It probably helps that I don’t use social media because at our age, social media feeds are full of pregnancy announcements, birth announcements and kids’ birthdays.
I try to reduce stress and anxiety by journaling (I use an app called Day One) and doing meditation exercises on YouTube.
Step 6: Start taking folic acid and iodine
Folic acid and iodine are important from the moment women get pregnant so it’s important that there are recommended amounts in the body months before getting pregnant. Folic acid promotes normal development of the spine and spinal cord which helps prevent birth defects such as spina bifida, where the baby’s spine doesn’t develop properly. Iodine is important for a baby’s brain and physical growth and development.
It’s difficult to get the recommended amounts of folic acid and iodine from foods alone. I started taking a daily supplement containing folic acid and iodine (Blackmores I-Folic) a few months ago. And instead of regular salt, I have been cooking with iodised salt for many years because my dad has hypothyroidism (an underactive thyroid that causes low iodine levels).
Step 7: Track cycles and ovulation
My cycles were never really regular, most likely because I was underweight. But this past year and I think since I’ve become healthier, my cycles have regularly been about 30 days apart. I have been using the period tracking apps Clue and Dot at the same time. They must be based on different algorithms because they come up with slightly different fertile windows. I haven’t made up my mind yet about which one I prefer so I’ll use both for now.

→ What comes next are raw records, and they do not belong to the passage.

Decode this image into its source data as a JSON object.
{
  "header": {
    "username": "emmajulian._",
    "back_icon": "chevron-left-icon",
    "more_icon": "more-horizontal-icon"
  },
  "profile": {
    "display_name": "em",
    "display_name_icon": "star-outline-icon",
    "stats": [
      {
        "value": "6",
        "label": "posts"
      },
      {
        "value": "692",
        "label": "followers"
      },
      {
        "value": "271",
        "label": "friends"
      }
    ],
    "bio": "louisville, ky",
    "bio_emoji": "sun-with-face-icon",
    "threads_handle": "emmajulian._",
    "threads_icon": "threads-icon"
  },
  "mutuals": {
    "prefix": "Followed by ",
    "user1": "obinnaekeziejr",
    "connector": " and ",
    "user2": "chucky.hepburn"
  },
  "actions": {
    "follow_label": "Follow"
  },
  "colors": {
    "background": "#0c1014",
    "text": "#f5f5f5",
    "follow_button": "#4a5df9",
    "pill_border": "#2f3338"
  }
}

I’ve just started using a urine ovulation test kit (First Response). I start testing from about day 15 or 16. The days that I get a positive test is also showing up on Clue and Dot as my fertile windows. With the Clue app, I put in details about the results of ovulation test kits as extra information, but this feature isn’t on the Dot app.